THE PROBLEM:
Count how many lines hold "icon" in the records, and respond with that number by itself.

THE DATA:
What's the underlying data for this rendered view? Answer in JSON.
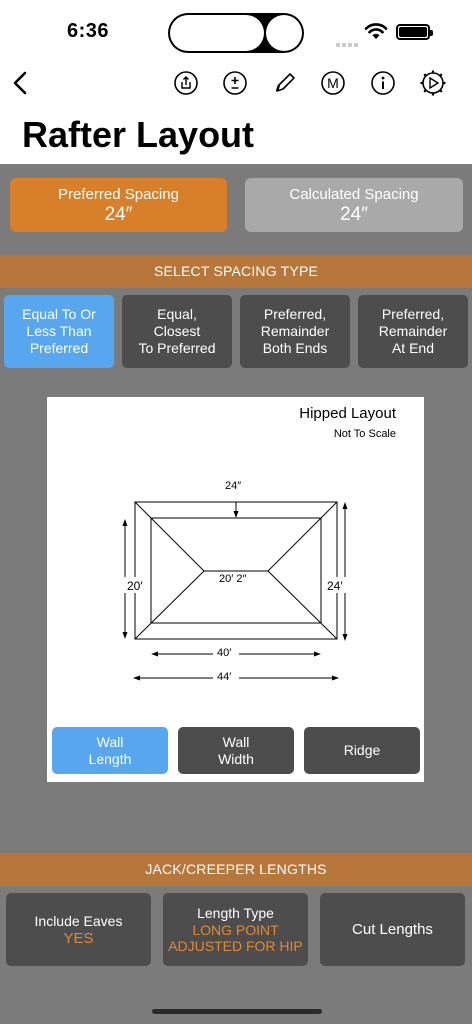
{
  "status": {
    "time": "6:36"
  },
  "nav": {
    "back_icon": "chevron-left-icon",
    "actions": [
      "share-icon",
      "plus-minus-icon",
      "pencil-icon",
      "m-circle-icon",
      "info-icon",
      "gear-play-icon"
    ]
  },
  "title": "Rafter Layout",
  "spacing": {
    "preferred_label": "Preferred Spacing",
    "preferred_value": "24″",
    "calculated_label": "Calculated Spacing",
    "calculated_value": "24″"
  },
  "select_spacing": {
    "header": "SELECT SPACING TYPE",
    "options": [
      {
        "label": "Equal To Or\nLess Than\nPreferred",
        "active": true
      },
      {
        "label": "Equal,\nClosest\nTo Preferred",
        "active": false
      },
      {
        "label": "Preferred,\nRemainder\nBoth Ends",
        "active": false
      },
      {
        "label": "Preferred,\nRemainder\nAt End",
        "active": false
      }
    ]
  },
  "diagram": {
    "title": "Hipped Layout",
    "subtitle": "Not To Scale",
    "dims": {
      "top_spacing": "24″",
      "left_height": "20′",
      "ridge": "20′ 2″",
      "right_height": "24′",
      "inner_width": "40′",
      "outer_width": "44′"
    },
    "modes": [
      {
        "label": "Wall\nLength",
        "active": true
      },
      {
        "label": "Wall\nWidth",
        "active": false
      },
      {
        "label": "Ridge",
        "active": false
      }
    ]
  },
  "jack": {
    "header": "JACK/CREEPER LENGTHS",
    "include_eaves_label": "Include Eaves",
    "include_eaves_value": "YES",
    "length_type_label": "Length Type",
    "length_type_value_1": "LONG POINT",
    "length_type_value_2": "ADJUSTED FOR HIP",
    "cut_lengths_label": "Cut Lengths"
  },
  "colors": {
    "accent_orange": "#d87f2a",
    "section_bar": "#b8773a",
    "active_blue": "#58a6ed",
    "button_dark": "#4d4d4d",
    "sheet_bg": "#7b7b7b"
  }
}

TASK ANSWER:
7